[INPUT RECORDS]

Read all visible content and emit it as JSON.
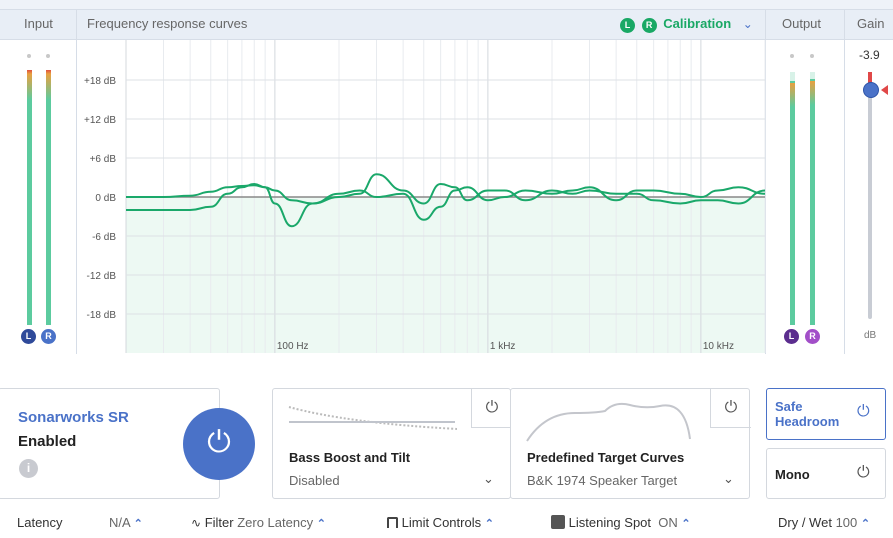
{
  "header": {
    "input": "Input",
    "curves": "Frequency response curves",
    "calibration": "Calibration",
    "output": "Output",
    "gain": "Gain",
    "badge_l": "L",
    "badge_r": "R"
  },
  "input": {
    "badge_l": "L",
    "badge_r": "R",
    "level_l": 0.92,
    "level_r": 0.92
  },
  "output": {
    "badge_l": "L",
    "badge_r": "R",
    "level_l": 0.92,
    "level_r": 0.93
  },
  "gain": {
    "value": "-3.9",
    "unit": "dB"
  },
  "colors": {
    "accent": "#4a72c8",
    "curve": "#1aa86a",
    "calibration": "#19a865",
    "output_l": "#5b2d8e",
    "output_r": "#a24fc8"
  },
  "chart_data": {
    "type": "line",
    "xscale": "log",
    "xlim": [
      20,
      20000
    ],
    "ylim": [
      -24,
      24
    ],
    "grid": true,
    "yticks": [
      {
        "v": 18,
        "label": "+18 dB"
      },
      {
        "v": 12,
        "label": "+12 dB"
      },
      {
        "v": 6,
        "label": "+6 dB"
      },
      {
        "v": 0,
        "label": "0 dB"
      },
      {
        "v": -6,
        "label": "-6 dB"
      },
      {
        "v": -12,
        "label": "-12 dB"
      },
      {
        "v": -18,
        "label": "-18 dB"
      }
    ],
    "xticks": [
      {
        "v": 100,
        "label": "100 Hz"
      },
      {
        "v": 1000,
        "label": "1 kHz"
      },
      {
        "v": 10000,
        "label": "10 kHz"
      }
    ],
    "x": [
      20,
      30,
      40,
      50,
      60,
      70,
      80,
      90,
      100,
      120,
      150,
      200,
      250,
      300,
      400,
      500,
      600,
      700,
      800,
      1000,
      1200,
      1500,
      2000,
      2500,
      3000,
      4000,
      5000,
      6000,
      8000,
      10000,
      12000,
      15000,
      20000
    ],
    "series": [
      {
        "values": [
          0,
          0,
          0.2,
          0.8,
          1.5,
          1.7,
          1.8,
          1.5,
          -1,
          -4.5,
          -1,
          0.5,
          1,
          0,
          0.5,
          -3.5,
          -1.5,
          1,
          1.5,
          -0.5,
          0,
          1,
          0.5,
          1,
          1.5,
          -0.5,
          1,
          1,
          0.5,
          0,
          1,
          1.5,
          0.5
        ]
      },
      {
        "values": [
          -2,
          -2,
          -2,
          -1.5,
          0.5,
          1.5,
          2,
          1.5,
          1,
          -0.5,
          -1,
          0,
          0.5,
          3.5,
          1,
          -1,
          2,
          1.5,
          -0.5,
          1,
          1,
          -0.5,
          1,
          0.5,
          1,
          0.5,
          0.5,
          -0.5,
          -1,
          -0.5,
          -0.5,
          -1,
          1
        ]
      }
    ]
  },
  "main": {
    "title": "Sonarworks SR",
    "status": "Enabled"
  },
  "bass": {
    "title": "Bass Boost and Tilt",
    "value": "Disabled"
  },
  "target": {
    "title": "Predefined Target Curves",
    "value": "B&K 1974 Speaker Target"
  },
  "safe": {
    "label1": "Safe",
    "label2": "Headroom"
  },
  "mono": {
    "label": "Mono"
  },
  "footer": {
    "latency_label": "Latency",
    "latency_value": "N/A",
    "filter_label": "Filter",
    "filter_value": "Zero Latency",
    "limit": "Limit Controls",
    "spot_label": "Listening Spot",
    "spot_value": "ON",
    "drywet_label": "Dry / Wet",
    "drywet_value": "100"
  }
}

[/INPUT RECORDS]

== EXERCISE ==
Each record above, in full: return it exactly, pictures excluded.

== TASK OUTPUT ==
Read all visible content and emit it as JSON.
{
  "header": {
    "input": "Input",
    "curves": "Frequency response curves",
    "calibration": "Calibration",
    "output": "Output",
    "gain": "Gain",
    "badge_l": "L",
    "badge_r": "R"
  },
  "input": {
    "badge_l": "L",
    "badge_r": "R",
    "level_l": 0.92,
    "level_r": 0.92
  },
  "output": {
    "badge_l": "L",
    "badge_r": "R",
    "level_l": 0.92,
    "level_r": 0.93
  },
  "gain": {
    "value": "-3.9",
    "unit": "dB"
  },
  "colors": {
    "accent": "#4a72c8",
    "curve": "#1aa86a",
    "calibration": "#19a865",
    "output_l": "#5b2d8e",
    "output_r": "#a24fc8"
  },
  "chart_data": {
    "type": "line",
    "xscale": "log",
    "xlim": [
      20,
      20000
    ],
    "ylim": [
      -24,
      24
    ],
    "grid": true,
    "yticks": [
      {
        "v": 18,
        "label": "+18 dB"
      },
      {
        "v": 12,
        "label": "+12 dB"
      },
      {
        "v": 6,
        "label": "+6 dB"
      },
      {
        "v": 0,
        "label": "0 dB"
      },
      {
        "v": -6,
        "label": "-6 dB"
      },
      {
        "v": -12,
        "label": "-12 dB"
      },
      {
        "v": -18,
        "label": "-18 dB"
      }
    ],
    "xticks": [
      {
        "v": 100,
        "label": "100 Hz"
      },
      {
        "v": 1000,
        "label": "1 kHz"
      },
      {
        "v": 10000,
        "label": "10 kHz"
      }
    ],
    "x": [
      20,
      30,
      40,
      50,
      60,
      70,
      80,
      90,
      100,
      120,
      150,
      200,
      250,
      300,
      400,
      500,
      600,
      700,
      800,
      1000,
      1200,
      1500,
      2000,
      2500,
      3000,
      4000,
      5000,
      6000,
      8000,
      10000,
      12000,
      15000,
      20000
    ],
    "series": [
      {
        "values": [
          0,
          0,
          0.2,
          0.8,
          1.5,
          1.7,
          1.8,
          1.5,
          -1,
          -4.5,
          -1,
          0.5,
          1,
          0,
          0.5,
          -3.5,
          -1.5,
          1,
          1.5,
          -0.5,
          0,
          1,
          0.5,
          1,
          1.5,
          -0.5,
          1,
          1,
          0.5,
          0,
          1,
          1.5,
          0.5
        ]
      },
      {
        "values": [
          -2,
          -2,
          -2,
          -1.5,
          0.5,
          1.5,
          2,
          1.5,
          1,
          -0.5,
          -1,
          0,
          0.5,
          3.5,
          1,
          -1,
          2,
          1.5,
          -0.5,
          1,
          1,
          -0.5,
          1,
          0.5,
          1,
          0.5,
          0.5,
          -0.5,
          -1,
          -0.5,
          -0.5,
          -1,
          1
        ]
      }
    ]
  },
  "main": {
    "title": "Sonarworks SR",
    "status": "Enabled"
  },
  "bass": {
    "title": "Bass Boost and Tilt",
    "value": "Disabled"
  },
  "target": {
    "title": "Predefined Target Curves",
    "value": "B&K 1974 Speaker Target"
  },
  "safe": {
    "label1": "Safe",
    "label2": "Headroom"
  },
  "mono": {
    "label": "Mono"
  },
  "footer": {
    "latency_label": "Latency",
    "latency_value": "N/A",
    "filter_label": "Filter",
    "filter_value": "Zero Latency",
    "limit": "Limit Controls",
    "spot_label": "Listening Spot",
    "spot_value": "ON",
    "drywet_label": "Dry / Wet",
    "drywet_value": "100"
  }
}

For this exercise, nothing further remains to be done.